* _DATASET RECORDS_:
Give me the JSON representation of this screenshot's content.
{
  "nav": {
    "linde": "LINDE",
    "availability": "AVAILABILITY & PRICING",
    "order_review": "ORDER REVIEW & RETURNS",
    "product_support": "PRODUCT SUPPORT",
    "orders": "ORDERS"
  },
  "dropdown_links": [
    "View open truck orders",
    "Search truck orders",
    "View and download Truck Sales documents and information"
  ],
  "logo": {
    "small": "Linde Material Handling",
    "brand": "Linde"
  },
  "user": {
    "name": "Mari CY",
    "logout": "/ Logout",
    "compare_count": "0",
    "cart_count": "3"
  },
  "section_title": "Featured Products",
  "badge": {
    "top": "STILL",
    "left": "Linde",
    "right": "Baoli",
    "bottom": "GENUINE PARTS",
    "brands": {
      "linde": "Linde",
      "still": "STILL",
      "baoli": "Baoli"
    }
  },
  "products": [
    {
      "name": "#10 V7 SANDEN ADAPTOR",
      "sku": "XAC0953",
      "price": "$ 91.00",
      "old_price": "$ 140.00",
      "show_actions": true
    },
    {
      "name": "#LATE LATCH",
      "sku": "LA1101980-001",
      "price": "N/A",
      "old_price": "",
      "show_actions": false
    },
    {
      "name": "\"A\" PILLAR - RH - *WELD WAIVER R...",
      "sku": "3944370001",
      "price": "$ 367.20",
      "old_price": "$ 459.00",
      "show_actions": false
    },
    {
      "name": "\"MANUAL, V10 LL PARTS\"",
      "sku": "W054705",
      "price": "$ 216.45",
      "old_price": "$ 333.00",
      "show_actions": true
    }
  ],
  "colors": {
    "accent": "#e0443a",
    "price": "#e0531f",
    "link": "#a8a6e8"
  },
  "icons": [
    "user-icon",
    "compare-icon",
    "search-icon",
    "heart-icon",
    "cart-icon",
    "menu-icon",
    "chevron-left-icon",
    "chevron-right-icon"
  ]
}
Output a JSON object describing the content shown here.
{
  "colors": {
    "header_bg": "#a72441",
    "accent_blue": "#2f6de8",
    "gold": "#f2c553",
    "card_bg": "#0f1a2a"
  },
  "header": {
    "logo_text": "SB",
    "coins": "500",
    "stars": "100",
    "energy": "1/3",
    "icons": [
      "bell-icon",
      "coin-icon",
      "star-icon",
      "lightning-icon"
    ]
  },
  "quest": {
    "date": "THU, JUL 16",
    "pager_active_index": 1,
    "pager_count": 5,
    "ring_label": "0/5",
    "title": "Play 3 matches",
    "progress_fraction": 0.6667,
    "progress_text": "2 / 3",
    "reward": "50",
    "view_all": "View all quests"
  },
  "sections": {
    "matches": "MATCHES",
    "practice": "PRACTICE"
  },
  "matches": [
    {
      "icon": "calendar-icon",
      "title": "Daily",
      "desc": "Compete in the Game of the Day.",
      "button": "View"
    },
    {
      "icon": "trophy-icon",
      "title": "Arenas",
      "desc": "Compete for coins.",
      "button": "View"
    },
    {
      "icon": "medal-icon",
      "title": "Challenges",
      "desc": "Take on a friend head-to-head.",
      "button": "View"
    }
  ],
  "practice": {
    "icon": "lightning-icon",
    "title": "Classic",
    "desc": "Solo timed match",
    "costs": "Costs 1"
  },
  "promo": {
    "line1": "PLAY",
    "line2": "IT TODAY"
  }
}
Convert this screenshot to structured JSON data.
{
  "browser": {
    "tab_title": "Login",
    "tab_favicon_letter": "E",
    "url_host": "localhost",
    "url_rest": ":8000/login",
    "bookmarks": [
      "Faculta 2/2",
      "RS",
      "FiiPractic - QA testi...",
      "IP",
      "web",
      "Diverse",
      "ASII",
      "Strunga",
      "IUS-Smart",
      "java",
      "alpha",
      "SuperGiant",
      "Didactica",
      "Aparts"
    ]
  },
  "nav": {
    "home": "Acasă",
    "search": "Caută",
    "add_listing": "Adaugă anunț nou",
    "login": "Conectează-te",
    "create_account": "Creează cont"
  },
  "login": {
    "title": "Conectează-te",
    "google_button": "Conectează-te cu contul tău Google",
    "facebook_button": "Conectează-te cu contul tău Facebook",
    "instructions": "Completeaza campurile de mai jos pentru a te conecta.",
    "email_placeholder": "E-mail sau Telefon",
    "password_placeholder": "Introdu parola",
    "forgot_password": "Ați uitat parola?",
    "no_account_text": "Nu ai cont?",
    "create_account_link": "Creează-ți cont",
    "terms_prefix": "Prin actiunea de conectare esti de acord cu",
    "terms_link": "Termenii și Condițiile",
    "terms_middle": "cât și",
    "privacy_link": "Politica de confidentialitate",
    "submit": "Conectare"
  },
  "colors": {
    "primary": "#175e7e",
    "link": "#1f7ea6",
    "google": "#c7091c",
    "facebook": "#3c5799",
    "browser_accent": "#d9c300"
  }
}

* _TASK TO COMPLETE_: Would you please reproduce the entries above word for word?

* _REPLY_:
Give me the JSON representation of this screenshot's content.
{
  "nav": {
    "linde": "LINDE",
    "availability": "AVAILABILITY & PRICING",
    "order_review": "ORDER REVIEW & RETURNS",
    "product_support": "PRODUCT SUPPORT",
    "orders": "ORDERS"
  },
  "dropdown_links": [
    "View open truck orders",
    "Search truck orders",
    "View and download Truck Sales documents and information"
  ],
  "logo": {
    "small": "Linde Material Handling",
    "brand": "Linde"
  },
  "user": {
    "name": "Mari CY",
    "logout": "/ Logout",
    "compare_count": "0",
    "cart_count": "3"
  },
  "section_title": "Featured Products",
  "badge": {
    "top": "STILL",
    "left": "Linde",
    "right": "Baoli",
    "bottom": "GENUINE PARTS",
    "brands": {
      "linde": "Linde",
      "still": "STILL",
      "baoli": "Baoli"
    }
  },
  "products": [
    {
      "name": "#10 V7 SANDEN ADAPTOR",
      "sku": "XAC0953",
      "price": "$ 91.00",
      "old_price": "$ 140.00",
      "show_actions": true
    },
    {
      "name": "#LATE LATCH",
      "sku": "LA1101980-001",
      "price": "N/A",
      "old_price": "",
      "show_actions": false
    },
    {
      "name": "\"A\" PILLAR - RH - *WELD WAIVER R...",
      "sku": "3944370001",
      "price": "$ 367.20",
      "old_price": "$ 459.00",
      "show_actions": false
    },
    {
      "name": "\"MANUAL, V10 LL PARTS\"",
      "sku": "W054705",
      "price": "$ 216.45",
      "old_price": "$ 333.00",
      "show_actions": true
    }
  ],
  "colors": {
    "accent": "#e0443a",
    "price": "#e0531f",
    "link": "#a8a6e8"
  },
  "icons": [
    "user-icon",
    "compare-icon",
    "search-icon",
    "heart-icon",
    "cart-icon",
    "menu-icon",
    "chevron-left-icon",
    "chevron-right-icon"
  ]
}
Output a JSON object describing the content shown here.
{
  "colors": {
    "header_bg": "#a72441",
    "accent_blue": "#2f6de8",
    "gold": "#f2c553",
    "card_bg": "#0f1a2a"
  },
  "header": {
    "logo_text": "SB",
    "coins": "500",
    "stars": "100",
    "energy": "1/3",
    "icons": [
      "bell-icon",
      "coin-icon",
      "star-icon",
      "lightning-icon"
    ]
  },
  "quest": {
    "date": "THU, JUL 16",
    "pager_active_index": 1,
    "pager_count": 5,
    "ring_label": "0/5",
    "title": "Play 3 matches",
    "progress_fraction": 0.6667,
    "progress_text": "2 / 3",
    "reward": "50",
    "view_all": "View all quests"
  },
  "sections": {
    "matches": "MATCHES",
    "practice": "PRACTICE"
  },
  "matches": [
    {
      "icon": "calendar-icon",
      "title": "Daily",
      "desc": "Compete in the Game of the Day.",
      "button": "View"
    },
    {
      "icon": "trophy-icon",
      "title": "Arenas",
      "desc": "Compete for coins.",
      "button": "View"
    },
    {
      "icon": "medal-icon",
      "title": "Challenges",
      "desc": "Take on a friend head-to-head.",
      "button": "View"
    }
  ],
  "practice": {
    "icon": "lightning-icon",
    "title": "Classic",
    "desc": "Solo timed match",
    "costs": "Costs 1"
  },
  "promo": {
    "line1": "PLAY",
    "line2": "IT TODAY"
  }
}
Convert this screenshot to structured JSON data.
{
  "browser": {
    "tab_title": "Login",
    "tab_favicon_letter": "E",
    "url_host": "localhost",
    "url_rest": ":8000/login",
    "bookmarks": [
      "Faculta 2/2",
      "RS",
      "FiiPractic - QA testi...",
      "IP",
      "web",
      "Diverse",
      "ASII",
      "Strunga",
      "IUS-Smart",
      "java",
      "alpha",
      "SuperGiant",
      "Didactica",
      "Aparts"
    ]
  },
  "nav": {
    "home": "Acasă",
    "search": "Caută",
    "add_listing": "Adaugă anunț nou",
    "login": "Conectează-te",
    "create_account": "Creează cont"
  },
  "login": {
    "title": "Conectează-te",
    "google_button": "Conectează-te cu contul tău Google",
    "facebook_button": "Conectează-te cu contul tău Facebook",
    "instructions": "Completeaza campurile de mai jos pentru a te conecta.",
    "email_placeholder": "E-mail sau Telefon",
    "password_placeholder": "Introdu parola",
    "forgot_password": "Ați uitat parola?",
    "no_account_text": "Nu ai cont?",
    "create_account_link": "Creează-ți cont",
    "terms_prefix": "Prin actiunea de conectare esti de acord cu",
    "terms_link": "Termenii și Condițiile",
    "terms_middle": "cât și",
    "privacy_link": "Politica de confidentialitate",
    "submit": "Conectare"
  },
  "colors": {
    "primary": "#175e7e",
    "link": "#1f7ea6",
    "google": "#c7091c",
    "facebook": "#3c5799",
    "browser_accent": "#d9c300"
  }
}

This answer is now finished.